## Exercise
All entries given below are to be returned word for word.

[Element data from apps and pages]
╔══

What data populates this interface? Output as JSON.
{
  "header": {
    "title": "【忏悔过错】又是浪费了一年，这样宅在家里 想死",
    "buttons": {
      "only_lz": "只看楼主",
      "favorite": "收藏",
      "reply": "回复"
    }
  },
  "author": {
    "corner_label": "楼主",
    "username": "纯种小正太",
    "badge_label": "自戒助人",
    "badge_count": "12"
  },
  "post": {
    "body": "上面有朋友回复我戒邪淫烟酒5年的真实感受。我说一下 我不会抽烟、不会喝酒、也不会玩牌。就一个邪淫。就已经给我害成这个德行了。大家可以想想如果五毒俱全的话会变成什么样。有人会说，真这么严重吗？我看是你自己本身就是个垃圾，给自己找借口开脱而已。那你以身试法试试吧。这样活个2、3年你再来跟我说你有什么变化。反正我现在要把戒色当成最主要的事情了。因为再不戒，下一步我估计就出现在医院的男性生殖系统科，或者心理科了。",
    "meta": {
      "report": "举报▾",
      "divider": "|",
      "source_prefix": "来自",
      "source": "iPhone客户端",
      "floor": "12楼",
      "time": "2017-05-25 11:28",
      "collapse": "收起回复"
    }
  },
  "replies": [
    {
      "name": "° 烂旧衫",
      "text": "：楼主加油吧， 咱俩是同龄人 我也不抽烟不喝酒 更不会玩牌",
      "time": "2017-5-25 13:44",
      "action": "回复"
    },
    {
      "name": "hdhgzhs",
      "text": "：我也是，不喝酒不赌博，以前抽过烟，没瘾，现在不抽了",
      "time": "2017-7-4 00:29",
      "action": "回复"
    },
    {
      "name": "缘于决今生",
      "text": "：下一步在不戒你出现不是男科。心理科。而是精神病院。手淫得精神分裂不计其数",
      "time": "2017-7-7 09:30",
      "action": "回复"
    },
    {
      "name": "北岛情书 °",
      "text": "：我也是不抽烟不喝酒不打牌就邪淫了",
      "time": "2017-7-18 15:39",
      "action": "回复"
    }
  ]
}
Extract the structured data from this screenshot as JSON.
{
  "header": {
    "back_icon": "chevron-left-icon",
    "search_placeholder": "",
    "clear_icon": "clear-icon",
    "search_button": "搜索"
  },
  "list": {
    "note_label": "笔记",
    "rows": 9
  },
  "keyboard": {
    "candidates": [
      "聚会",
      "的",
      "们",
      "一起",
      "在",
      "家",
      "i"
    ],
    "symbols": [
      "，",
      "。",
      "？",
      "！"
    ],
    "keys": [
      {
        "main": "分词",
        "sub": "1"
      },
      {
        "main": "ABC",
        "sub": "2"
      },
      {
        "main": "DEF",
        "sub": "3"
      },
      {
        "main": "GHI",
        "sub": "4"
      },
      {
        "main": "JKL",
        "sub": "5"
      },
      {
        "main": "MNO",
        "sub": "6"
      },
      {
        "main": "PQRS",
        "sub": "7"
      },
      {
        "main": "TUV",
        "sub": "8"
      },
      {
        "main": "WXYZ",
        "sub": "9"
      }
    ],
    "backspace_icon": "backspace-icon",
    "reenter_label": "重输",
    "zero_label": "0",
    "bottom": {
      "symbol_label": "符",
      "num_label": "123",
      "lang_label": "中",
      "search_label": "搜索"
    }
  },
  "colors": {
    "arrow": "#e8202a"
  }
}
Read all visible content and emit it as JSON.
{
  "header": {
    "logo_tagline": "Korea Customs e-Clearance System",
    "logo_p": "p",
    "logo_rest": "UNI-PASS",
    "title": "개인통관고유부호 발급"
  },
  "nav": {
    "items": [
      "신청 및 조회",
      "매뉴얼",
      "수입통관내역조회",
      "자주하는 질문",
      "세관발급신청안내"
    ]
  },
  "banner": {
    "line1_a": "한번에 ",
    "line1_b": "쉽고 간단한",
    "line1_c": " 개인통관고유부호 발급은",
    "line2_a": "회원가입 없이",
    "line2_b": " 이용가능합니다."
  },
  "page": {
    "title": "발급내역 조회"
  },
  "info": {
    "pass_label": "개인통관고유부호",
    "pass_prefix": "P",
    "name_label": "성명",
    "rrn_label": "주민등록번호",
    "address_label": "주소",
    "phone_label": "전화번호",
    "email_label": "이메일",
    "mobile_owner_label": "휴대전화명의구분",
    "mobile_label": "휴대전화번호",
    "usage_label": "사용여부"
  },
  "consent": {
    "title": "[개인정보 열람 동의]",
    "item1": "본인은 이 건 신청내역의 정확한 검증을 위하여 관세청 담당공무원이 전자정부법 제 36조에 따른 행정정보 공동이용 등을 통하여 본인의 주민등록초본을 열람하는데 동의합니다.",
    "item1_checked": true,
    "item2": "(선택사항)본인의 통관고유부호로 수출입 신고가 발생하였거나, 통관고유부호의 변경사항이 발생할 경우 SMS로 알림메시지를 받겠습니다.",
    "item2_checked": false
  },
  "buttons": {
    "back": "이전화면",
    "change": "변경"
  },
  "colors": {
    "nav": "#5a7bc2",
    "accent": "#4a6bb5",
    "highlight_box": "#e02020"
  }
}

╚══

## Response area
What data populates this interface? Output as JSON.
{
  "header": {
    "title": "【忏悔过错】又是浪费了一年，这样宅在家里 想死",
    "buttons": {
      "only_lz": "只看楼主",
      "favorite": "收藏",
      "reply": "回复"
    }
  },
  "author": {
    "corner_label": "楼主",
    "username": "纯种小正太",
    "badge_label": "自戒助人",
    "badge_count": "12"
  },
  "post": {
    "body": "上面有朋友回复我戒邪淫烟酒5年的真实感受。我说一下 我不会抽烟、不会喝酒、也不会玩牌。就一个邪淫。就已经给我害成这个德行了。大家可以想想如果五毒俱全的话会变成什么样。有人会说，真这么严重吗？我看是你自己本身就是个垃圾，给自己找借口开脱而已。那你以身试法试试吧。这样活个2、3年你再来跟我说你有什么变化。反正我现在要把戒色当成最主要的事情了。因为再不戒，下一步我估计就出现在医院的男性生殖系统科，或者心理科了。",
    "meta": {
      "report": "举报▾",
      "divider": "|",
      "source_prefix": "来自",
      "source": "iPhone客户端",
      "floor": "12楼",
      "time": "2017-05-25 11:28",
      "collapse": "收起回复"
    }
  },
  "replies": [
    {
      "name": "° 烂旧衫",
      "text": "：楼主加油吧， 咱俩是同龄人 我也不抽烟不喝酒 更不会玩牌",
      "time": "2017-5-25 13:44",
      "action": "回复"
    },
    {
      "name": "hdhgzhs",
      "text": "：我也是，不喝酒不赌博，以前抽过烟，没瘾，现在不抽了",
      "time": "2017-7-4 00:29",
      "action": "回复"
    },
    {
      "name": "缘于决今生",
      "text": "：下一步在不戒你出现不是男科。心理科。而是精神病院。手淫得精神分裂不计其数",
      "time": "2017-7-7 09:30",
      "action": "回复"
    },
    {
      "name": "北岛情书 °",
      "text": "：我也是不抽烟不喝酒不打牌就邪淫了",
      "time": "2017-7-18 15:39",
      "action": "回复"
    }
  ]
}
Extract the structured data from this screenshot as JSON.
{
  "header": {
    "back_icon": "chevron-left-icon",
    "search_placeholder": "",
    "clear_icon": "clear-icon",
    "search_button": "搜索"
  },
  "list": {
    "note_label": "笔记",
    "rows": 9
  },
  "keyboard": {
    "candidates": [
      "聚会",
      "的",
      "们",
      "一起",
      "在",
      "家",
      "i"
    ],
    "symbols": [
      "，",
      "。",
      "？",
      "！"
    ],
    "keys": [
      {
        "main": "分词",
        "sub": "1"
      },
      {
        "main": "ABC",
        "sub": "2"
      },
      {
        "main": "DEF",
        "sub": "3"
      },
      {
        "main": "GHI",
        "sub": "4"
      },
      {
        "main": "JKL",
        "sub": "5"
      },
      {
        "main": "MNO",
        "sub": "6"
      },
      {
        "main": "PQRS",
        "sub": "7"
      },
      {
        "main": "TUV",
        "sub": "8"
      },
      {
        "main": "WXYZ",
        "sub": "9"
      }
    ],
    "backspace_icon": "backspace-icon",
    "reenter_label": "重输",
    "zero_label": "0",
    "bottom": {
      "symbol_label": "符",
      "num_label": "123",
      "lang_label": "中",
      "search_label": "搜索"
    }
  },
  "colors": {
    "arrow": "#e8202a"
  }
}
Read all visible content and emit it as JSON.
{
  "header": {
    "logo_tagline": "Korea Customs e-Clearance System",
    "logo_p": "p",
    "logo_rest": "UNI-PASS",
    "title": "개인통관고유부호 발급"
  },
  "nav": {
    "items": [
      "신청 및 조회",
      "매뉴얼",
      "수입통관내역조회",
      "자주하는 질문",
      "세관발급신청안내"
    ]
  },
  "banner": {
    "line1_a": "한번에 ",
    "line1_b": "쉽고 간단한",
    "line1_c": " 개인통관고유부호 발급은",
    "line2_a": "회원가입 없이",
    "line2_b": " 이용가능합니다."
  },
  "page": {
    "title": "발급내역 조회"
  },
  "info": {
    "pass_label": "개인통관고유부호",
    "pass_prefix": "P",
    "name_label": "성명",
    "rrn_label": "주민등록번호",
    "address_label": "주소",
    "phone_label": "전화번호",
    "email_label": "이메일",
    "mobile_owner_label": "휴대전화명의구분",
    "mobile_label": "휴대전화번호",
    "usage_label": "사용여부"
  },
  "consent": {
    "title": "[개인정보 열람 동의]",
    "item1": "본인은 이 건 신청내역의 정확한 검증을 위하여 관세청 담당공무원이 전자정부법 제 36조에 따른 행정정보 공동이용 등을 통하여 본인의 주민등록초본을 열람하는데 동의합니다.",
    "item1_checked": true,
    "item2": "(선택사항)본인의 통관고유부호로 수출입 신고가 발생하였거나, 통관고유부호의 변경사항이 발생할 경우 SMS로 알림메시지를 받겠습니다.",
    "item2_checked": false
  },
  "buttons": {
    "back": "이전화면",
    "change": "변경"
  },
  "colors": {
    "nav": "#5a7bc2",
    "accent": "#4a6bb5",
    "highlight_box": "#e02020"
  }
}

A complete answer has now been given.